Americans who have tried to get the Bush Administration to listen to their concerns regarding war with Iraq will sympathize with the millions of British citizens who have expressed anger at Prime Minister Tony Blair’s willingness to bend to the foreign policy whims of George W. Bush’s White House. At times, Blair and his aides are so pliant that they appear no more conscious or competent than members of the US Congress.

But fair is fair. Now that Blair’s crew has gone along with the Bush Administration’s war with Iraq, it is only reasonable that the American president and his aides accept the wisdom of the British with regards to the expansion of the war.

After Donald Rumsfeld, started ranting about Syria last week, international analysts — along with astute domestic observers of the Bush team — began to worry about whether this administration is already looking for another war to fight. That’s an understandable concern, as the president himself has identified Iran and North Korea as members with Iraq of an “axis of evil.” With the administration’s neo-conservative gurus preaching a mantra of global governance that would have the US invading countries on a regular basis, it doesn’t require much of a stretch of the imagination to foresee an ever widening war in the Middle East — and beyond.

But the British, who have broken with most of the rest of the world to join the US invasion of Iraq, are not enthusiastic about starting a fight with Syria. Or Iran. Or any of the other countries that are in the sites of Bush, Rumsfeld, Vice President Dick Cheney and the rest of the desk warriors in Washington.

After Rumsfeld ramped up the rhetoric with regards to Syria, British Foreign Minister Jack Straw announced that his country would have “nothing whatever” to do with military action against Syria — a country with which Straw said the British had “worked hard to try to improve relations.” Blair’s foreign affairs aide also ruled out a war with Iran, another country that Washington has targeted for verbal assaults.

“Iran is an emerging democracy and there would be no case whatsoever for taking any kind of (military) action (against it),” Straw said.

The Bush Administration does not have a taste for genuine international partnerships where both countries have a place in policy making — as the French learned when they raised questions about the president’s rush to war. But the “special relationship” between the US and Britain may cause some in the White House, the State Department and the Pentagon to pay attention to Jack Straw and the British government.
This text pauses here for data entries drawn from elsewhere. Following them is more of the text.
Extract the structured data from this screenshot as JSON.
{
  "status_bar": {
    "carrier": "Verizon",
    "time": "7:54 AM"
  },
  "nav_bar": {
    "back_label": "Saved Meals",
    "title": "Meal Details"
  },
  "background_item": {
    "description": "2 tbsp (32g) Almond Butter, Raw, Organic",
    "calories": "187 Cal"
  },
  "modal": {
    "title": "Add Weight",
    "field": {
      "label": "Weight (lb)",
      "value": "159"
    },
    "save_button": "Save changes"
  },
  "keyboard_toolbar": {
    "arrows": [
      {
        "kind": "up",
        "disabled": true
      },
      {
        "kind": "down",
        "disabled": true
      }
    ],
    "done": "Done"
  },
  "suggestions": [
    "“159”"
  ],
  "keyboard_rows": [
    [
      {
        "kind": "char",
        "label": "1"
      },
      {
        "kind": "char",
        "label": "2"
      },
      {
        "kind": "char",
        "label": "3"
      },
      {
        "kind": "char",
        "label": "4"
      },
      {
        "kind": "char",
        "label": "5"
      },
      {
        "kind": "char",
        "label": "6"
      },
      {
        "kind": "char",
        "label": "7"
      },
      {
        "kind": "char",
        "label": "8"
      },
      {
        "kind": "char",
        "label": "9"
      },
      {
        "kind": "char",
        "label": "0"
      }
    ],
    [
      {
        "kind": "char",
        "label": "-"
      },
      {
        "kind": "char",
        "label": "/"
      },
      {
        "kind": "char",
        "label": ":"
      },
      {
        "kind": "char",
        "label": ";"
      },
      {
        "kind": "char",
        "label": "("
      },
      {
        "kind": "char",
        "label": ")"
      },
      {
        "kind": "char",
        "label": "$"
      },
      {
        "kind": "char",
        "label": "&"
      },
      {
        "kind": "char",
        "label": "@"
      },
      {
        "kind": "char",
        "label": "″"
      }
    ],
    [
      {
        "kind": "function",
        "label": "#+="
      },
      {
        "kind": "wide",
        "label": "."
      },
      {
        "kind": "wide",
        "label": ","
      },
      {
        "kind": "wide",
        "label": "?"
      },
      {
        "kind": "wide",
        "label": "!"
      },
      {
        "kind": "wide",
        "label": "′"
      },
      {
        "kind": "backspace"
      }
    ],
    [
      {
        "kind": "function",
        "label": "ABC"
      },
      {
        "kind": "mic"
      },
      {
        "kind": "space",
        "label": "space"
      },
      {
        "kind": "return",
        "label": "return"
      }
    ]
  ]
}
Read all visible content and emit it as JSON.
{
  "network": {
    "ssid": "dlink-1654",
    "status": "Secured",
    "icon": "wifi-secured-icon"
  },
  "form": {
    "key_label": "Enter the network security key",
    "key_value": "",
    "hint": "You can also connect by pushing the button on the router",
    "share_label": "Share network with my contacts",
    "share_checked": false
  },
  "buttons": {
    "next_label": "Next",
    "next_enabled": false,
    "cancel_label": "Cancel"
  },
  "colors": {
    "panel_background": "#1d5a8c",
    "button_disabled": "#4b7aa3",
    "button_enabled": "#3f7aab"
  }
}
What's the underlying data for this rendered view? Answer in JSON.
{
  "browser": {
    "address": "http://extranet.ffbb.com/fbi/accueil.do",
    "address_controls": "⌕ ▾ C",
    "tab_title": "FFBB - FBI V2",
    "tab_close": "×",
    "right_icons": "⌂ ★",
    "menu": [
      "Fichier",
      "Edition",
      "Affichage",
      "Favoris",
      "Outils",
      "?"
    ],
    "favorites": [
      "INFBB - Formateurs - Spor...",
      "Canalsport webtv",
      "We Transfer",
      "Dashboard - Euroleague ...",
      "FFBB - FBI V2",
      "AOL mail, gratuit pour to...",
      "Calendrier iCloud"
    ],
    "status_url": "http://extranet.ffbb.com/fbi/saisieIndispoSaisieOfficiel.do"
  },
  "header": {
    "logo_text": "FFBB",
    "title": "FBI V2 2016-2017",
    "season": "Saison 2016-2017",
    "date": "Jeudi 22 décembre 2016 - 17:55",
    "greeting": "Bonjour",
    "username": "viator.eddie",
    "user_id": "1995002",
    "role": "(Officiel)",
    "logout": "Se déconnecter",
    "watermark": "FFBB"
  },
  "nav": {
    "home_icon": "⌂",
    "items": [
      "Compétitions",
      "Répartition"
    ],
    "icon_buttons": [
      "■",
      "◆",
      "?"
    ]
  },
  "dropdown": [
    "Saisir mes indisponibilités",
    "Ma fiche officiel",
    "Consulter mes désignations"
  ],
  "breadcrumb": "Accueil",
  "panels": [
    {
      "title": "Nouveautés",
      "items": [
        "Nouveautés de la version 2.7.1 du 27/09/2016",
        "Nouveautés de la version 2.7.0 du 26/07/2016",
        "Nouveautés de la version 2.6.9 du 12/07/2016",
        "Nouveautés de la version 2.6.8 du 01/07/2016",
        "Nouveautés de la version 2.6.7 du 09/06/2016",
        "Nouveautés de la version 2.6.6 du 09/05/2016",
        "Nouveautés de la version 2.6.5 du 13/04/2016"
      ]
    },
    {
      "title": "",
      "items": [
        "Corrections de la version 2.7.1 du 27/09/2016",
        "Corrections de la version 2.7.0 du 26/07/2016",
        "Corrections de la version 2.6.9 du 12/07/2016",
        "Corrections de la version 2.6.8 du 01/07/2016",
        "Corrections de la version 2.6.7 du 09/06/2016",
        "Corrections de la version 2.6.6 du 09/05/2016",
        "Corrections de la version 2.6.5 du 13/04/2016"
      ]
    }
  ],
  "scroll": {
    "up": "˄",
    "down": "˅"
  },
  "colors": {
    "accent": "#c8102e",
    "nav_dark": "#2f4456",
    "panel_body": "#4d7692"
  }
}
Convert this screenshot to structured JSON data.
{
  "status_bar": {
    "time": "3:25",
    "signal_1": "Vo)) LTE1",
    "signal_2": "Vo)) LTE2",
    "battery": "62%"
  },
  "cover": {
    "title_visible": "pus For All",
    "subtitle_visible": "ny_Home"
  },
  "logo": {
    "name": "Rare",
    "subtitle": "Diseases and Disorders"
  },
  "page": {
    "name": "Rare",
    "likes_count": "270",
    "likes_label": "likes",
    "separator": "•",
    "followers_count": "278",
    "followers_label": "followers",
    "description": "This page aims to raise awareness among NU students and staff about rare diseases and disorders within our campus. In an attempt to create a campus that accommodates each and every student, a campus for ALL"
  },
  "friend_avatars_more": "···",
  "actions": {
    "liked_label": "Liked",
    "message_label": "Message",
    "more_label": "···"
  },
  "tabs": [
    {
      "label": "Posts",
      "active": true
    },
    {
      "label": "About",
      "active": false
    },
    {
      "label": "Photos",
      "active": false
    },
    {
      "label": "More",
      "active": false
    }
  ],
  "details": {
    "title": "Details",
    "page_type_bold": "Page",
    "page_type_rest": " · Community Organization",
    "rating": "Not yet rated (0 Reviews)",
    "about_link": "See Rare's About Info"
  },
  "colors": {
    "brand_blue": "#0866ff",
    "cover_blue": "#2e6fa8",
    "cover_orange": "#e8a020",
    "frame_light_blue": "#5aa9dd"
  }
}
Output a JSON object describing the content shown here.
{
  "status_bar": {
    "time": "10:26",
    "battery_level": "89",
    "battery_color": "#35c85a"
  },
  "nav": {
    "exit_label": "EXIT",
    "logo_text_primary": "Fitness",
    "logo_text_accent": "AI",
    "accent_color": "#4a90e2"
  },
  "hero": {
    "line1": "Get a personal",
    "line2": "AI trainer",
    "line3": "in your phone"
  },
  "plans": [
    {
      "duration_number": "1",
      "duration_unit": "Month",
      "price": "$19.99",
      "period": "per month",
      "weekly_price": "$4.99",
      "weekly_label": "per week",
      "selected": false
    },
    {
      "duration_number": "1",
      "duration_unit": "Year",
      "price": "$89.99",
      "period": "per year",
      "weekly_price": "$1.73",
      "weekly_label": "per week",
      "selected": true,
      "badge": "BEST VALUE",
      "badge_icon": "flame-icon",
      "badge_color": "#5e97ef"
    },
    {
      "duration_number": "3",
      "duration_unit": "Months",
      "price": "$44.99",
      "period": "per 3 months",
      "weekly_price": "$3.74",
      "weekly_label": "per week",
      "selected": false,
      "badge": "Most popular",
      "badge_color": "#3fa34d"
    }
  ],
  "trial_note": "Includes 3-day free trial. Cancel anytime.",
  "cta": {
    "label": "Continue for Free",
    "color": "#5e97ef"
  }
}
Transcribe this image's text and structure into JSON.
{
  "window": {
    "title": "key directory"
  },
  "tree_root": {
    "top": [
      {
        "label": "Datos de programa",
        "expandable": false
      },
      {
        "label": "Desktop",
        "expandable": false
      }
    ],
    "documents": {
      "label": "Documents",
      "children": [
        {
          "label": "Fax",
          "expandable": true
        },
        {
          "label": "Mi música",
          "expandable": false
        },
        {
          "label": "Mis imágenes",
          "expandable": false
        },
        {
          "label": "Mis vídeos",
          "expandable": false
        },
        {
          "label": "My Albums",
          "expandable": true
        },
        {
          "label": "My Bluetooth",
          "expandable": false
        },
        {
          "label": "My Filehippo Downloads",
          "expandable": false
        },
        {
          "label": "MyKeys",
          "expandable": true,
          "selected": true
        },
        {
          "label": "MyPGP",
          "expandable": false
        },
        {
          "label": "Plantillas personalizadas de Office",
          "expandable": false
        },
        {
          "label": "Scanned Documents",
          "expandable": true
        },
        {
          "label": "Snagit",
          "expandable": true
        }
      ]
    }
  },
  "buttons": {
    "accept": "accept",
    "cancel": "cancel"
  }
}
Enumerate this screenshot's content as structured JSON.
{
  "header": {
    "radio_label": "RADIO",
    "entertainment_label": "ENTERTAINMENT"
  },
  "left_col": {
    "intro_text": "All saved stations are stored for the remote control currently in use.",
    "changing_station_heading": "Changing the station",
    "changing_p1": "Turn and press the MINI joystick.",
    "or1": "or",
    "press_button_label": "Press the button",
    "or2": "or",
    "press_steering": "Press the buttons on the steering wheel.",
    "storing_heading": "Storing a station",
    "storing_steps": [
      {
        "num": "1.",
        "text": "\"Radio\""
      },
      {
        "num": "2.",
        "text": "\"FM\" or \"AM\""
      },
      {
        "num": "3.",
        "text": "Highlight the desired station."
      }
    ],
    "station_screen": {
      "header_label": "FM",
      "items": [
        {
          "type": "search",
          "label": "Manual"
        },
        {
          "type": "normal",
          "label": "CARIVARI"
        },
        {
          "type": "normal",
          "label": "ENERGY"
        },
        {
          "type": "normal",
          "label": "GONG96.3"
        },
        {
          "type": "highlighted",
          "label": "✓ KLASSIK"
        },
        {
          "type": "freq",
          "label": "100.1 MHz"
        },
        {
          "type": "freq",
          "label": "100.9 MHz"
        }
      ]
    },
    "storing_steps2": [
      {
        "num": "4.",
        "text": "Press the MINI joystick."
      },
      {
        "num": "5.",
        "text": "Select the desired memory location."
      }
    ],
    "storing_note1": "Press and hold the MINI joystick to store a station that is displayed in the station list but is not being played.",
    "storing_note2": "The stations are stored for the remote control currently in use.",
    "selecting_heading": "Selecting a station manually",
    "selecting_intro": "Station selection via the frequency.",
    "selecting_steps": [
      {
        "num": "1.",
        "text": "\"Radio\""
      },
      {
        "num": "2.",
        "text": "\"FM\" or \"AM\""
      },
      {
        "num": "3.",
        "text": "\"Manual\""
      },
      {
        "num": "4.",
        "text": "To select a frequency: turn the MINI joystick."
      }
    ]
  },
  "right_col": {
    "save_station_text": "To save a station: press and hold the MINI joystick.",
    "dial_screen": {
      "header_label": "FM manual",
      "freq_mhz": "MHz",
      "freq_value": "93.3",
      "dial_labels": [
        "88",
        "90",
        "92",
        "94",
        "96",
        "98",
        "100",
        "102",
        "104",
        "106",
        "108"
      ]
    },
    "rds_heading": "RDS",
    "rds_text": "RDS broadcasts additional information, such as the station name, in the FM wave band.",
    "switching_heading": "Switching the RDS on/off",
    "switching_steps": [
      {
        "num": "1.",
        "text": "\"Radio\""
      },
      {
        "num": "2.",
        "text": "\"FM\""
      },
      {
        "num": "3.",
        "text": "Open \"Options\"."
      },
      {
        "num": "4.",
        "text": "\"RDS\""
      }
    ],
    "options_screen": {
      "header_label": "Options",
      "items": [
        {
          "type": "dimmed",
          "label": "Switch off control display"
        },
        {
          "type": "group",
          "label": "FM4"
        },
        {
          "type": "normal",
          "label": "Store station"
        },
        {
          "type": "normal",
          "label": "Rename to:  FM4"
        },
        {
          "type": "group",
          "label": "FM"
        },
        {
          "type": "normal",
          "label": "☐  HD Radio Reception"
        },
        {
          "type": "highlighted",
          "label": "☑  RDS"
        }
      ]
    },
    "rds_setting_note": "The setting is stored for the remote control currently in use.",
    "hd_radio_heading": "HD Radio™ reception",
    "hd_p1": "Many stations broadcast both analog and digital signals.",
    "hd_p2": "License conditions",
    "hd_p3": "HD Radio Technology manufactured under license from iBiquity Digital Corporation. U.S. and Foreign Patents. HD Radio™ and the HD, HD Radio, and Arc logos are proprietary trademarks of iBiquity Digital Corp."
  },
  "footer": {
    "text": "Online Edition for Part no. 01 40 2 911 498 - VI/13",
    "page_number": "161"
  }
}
A great many Americans understand that it would be fiscal, political and practical madness to broaden the Iraq war into a regional struggle. But few Americans expect the president to listen to his fellow citizens on this question, as the Bush Administration has shown little respect for the demands of democracy — or the Constitution. Thus, the best hope for wisdom to win out over presidential whim may rest with the prospect that a sense of loyalty on the part of Bush, Rumsfeld and their team to the administration’s British allies will lead some in Washington to hear Jack Straw say “no.”